at dangerous points in the train; these pieces were expected to give way vmder certain strains so as to save the roll from breaking. One of the previous methods was to make the coupHng boxes and spindles Hght, so that they would break when any extra strain came on them; and the leading spindle had a groove cut around it to weaken it, so that it would be sure to break before the rolls. The result was the constant breaking of some of these safety devices. In addition to all these devices, there was what was called a special breaking box on top of the rolls which held the rolls in place. This was made hollow so as to crush if the strain on the rolls became too great. I directed the pattern maker to make this box soHd. The mill manager, seeing the pattern was solid, went to the pattern maker to have it changed and made hollow, as he supposed it had been made soUd through a mistake. The pattern maker refused to alter the pattern, saying the old man (as they called me over fifty years ago) had ordered it to be made that way. " Well," said the manager, " the old man has gone crazy; and if that box is put in as it is, the mill will be smashed to pieces, and I am going to see him about it." This he did, and I told him the box was going in soUd, as I would rather have a grand old smash-up once in a while than be constantly annoyed by the breaking of leading spindles, couphngs, and breaking boxes, to which he repUed: " By God, you'U get it."

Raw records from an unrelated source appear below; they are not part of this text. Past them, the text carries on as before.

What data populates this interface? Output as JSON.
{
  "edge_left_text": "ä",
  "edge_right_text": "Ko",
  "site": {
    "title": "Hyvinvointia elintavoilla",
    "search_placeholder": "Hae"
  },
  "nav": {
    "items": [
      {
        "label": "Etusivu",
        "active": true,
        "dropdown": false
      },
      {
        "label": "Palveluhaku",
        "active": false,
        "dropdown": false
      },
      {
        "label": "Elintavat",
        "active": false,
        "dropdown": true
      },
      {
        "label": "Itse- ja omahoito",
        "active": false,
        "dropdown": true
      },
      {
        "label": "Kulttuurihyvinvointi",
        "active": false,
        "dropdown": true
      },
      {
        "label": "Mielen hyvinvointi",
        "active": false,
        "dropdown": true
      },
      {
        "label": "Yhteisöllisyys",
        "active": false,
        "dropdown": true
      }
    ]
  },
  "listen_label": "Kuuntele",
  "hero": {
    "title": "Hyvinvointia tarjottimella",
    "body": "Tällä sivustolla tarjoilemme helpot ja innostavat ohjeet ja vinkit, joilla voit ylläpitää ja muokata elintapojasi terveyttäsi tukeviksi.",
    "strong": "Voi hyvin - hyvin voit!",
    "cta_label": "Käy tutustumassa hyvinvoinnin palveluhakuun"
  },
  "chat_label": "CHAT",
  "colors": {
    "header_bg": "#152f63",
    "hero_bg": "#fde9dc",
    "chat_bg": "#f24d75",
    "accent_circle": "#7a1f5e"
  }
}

When it became known that I had abandoned aU safety devices another violent storm arose, and it was of such a character as to much annoy Mr. MorreU. He was a very clever gentleman, without experience in the manufacturing end of the business, and, being known as the General Mana¬ ger of the plant, he was naturally worried. This, of course, gave me much trouble, to keep him in Une, as every person he would meet that knew anything about the business would